See also Edit

References Edit

  1. ^ Linden, R. F. (2014). "The Italian Campaign: The Invasion of the South of France, 1943–1945" (PDF). Canadians on Radar: Royal Canadian Air Force 1940–1945. Retrieved 25 November 2014. {{cite book}}: |work= ignored (help)
  2. ^ Rottman, Gordon L.; Bryan, Tony & Sarson, Peter (2005). Landing Ship, Tank (LST) 1942–2002. Osprey Publishing. p. 47. ISBN 978-1-84176-923-3. Retrieved 25 November 2014.
  3. ^ Macaulay, Horace R. (2014). "Ground Controlled Interception Radars In Operation Neptune/Overlord" (PDF). Canadians on Radar: Royal Canadian Air Force 1940–1945. Retrieved 25 November 2014. {{cite book}}: |work= ignored (help)
  4. ^ "New-look radars selling well". Flight International. 9 October 1976. p. 1087.
  5. ^ "AR327 Commander SL".
  • Bragg, Michael (1988). RDF1 The Location of Aircraft by Radio Methods 1935–1945. Paisley: Hawkhead.

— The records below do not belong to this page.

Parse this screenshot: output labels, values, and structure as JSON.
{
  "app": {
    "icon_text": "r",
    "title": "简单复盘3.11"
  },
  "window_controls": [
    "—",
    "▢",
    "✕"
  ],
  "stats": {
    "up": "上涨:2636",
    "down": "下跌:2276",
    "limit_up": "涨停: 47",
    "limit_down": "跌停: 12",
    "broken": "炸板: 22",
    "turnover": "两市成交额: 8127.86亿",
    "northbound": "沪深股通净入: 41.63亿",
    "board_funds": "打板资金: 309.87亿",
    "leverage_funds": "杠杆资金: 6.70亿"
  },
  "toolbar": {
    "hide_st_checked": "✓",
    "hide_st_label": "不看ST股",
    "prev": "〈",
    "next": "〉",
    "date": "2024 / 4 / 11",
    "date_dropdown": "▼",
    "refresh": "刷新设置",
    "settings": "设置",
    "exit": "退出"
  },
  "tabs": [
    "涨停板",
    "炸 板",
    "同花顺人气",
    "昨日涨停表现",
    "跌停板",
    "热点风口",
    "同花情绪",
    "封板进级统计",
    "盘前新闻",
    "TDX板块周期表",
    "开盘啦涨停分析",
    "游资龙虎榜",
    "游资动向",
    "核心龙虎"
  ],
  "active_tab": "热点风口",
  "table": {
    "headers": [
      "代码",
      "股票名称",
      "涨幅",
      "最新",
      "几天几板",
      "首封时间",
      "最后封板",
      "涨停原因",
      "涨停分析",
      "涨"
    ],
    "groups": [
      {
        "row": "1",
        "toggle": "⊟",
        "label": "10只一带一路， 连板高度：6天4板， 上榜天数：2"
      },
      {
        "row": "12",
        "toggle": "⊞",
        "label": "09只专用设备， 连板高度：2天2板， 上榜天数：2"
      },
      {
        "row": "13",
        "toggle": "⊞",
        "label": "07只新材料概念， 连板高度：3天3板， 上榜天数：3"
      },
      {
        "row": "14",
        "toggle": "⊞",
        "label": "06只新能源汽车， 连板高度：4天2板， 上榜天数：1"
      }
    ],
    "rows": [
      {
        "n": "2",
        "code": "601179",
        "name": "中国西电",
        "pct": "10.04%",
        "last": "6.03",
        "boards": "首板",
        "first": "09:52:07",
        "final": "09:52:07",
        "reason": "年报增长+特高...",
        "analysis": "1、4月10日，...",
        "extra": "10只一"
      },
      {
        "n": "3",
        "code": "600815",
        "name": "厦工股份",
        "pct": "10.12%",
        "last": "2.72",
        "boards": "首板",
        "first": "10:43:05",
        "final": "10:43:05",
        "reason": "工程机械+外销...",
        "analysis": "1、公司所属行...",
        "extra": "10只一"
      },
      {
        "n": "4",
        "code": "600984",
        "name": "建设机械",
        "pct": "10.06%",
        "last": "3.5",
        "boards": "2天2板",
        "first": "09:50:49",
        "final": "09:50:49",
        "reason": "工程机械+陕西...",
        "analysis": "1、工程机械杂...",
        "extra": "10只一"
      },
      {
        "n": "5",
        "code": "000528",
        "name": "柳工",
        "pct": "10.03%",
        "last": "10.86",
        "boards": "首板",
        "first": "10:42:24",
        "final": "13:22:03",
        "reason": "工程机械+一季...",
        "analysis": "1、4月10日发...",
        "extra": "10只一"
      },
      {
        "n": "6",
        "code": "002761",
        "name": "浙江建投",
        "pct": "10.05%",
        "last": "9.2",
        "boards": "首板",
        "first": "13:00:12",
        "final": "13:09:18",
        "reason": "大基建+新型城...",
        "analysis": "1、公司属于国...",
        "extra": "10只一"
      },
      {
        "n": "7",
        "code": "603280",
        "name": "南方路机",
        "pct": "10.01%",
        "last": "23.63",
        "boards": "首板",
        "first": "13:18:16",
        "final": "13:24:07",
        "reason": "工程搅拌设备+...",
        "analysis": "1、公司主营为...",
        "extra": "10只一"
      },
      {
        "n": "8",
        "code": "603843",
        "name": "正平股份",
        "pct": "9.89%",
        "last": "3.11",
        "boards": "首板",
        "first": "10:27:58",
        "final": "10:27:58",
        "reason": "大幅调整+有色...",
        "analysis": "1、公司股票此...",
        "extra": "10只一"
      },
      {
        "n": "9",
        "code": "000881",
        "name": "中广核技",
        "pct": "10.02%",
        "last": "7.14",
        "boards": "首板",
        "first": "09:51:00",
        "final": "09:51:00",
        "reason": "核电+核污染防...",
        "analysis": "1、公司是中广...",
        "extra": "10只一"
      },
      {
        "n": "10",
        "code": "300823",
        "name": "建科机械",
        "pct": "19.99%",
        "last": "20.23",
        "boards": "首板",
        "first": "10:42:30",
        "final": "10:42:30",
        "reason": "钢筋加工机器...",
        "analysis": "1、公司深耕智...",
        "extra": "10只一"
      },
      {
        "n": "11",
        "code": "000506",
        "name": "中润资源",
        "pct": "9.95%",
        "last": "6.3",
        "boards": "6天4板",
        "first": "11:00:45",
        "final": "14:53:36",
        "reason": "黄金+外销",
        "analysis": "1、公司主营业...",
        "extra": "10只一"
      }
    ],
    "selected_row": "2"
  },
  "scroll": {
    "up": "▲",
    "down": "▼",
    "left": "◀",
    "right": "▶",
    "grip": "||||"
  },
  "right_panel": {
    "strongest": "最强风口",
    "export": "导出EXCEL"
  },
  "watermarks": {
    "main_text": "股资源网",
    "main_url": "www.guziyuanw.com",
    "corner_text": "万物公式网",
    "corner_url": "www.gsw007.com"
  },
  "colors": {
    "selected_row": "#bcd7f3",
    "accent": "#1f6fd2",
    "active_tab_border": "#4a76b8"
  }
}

ISBN 0-9531544-0-8. The history of ground radar in the UK during World War II
  • Latham, Colin & Stobbs, Anne (1996). Radar A Wartime Miracle. Stroud: Sutton. ISBN 0-7509-1643-5. A history of radar in the UK during World War II told by the men and women who worked on it.

External links Edit

  • Radar Types
  • Air Ministry equipment numbers
  • A set of Photos on Flickr relating to AMES circa 1945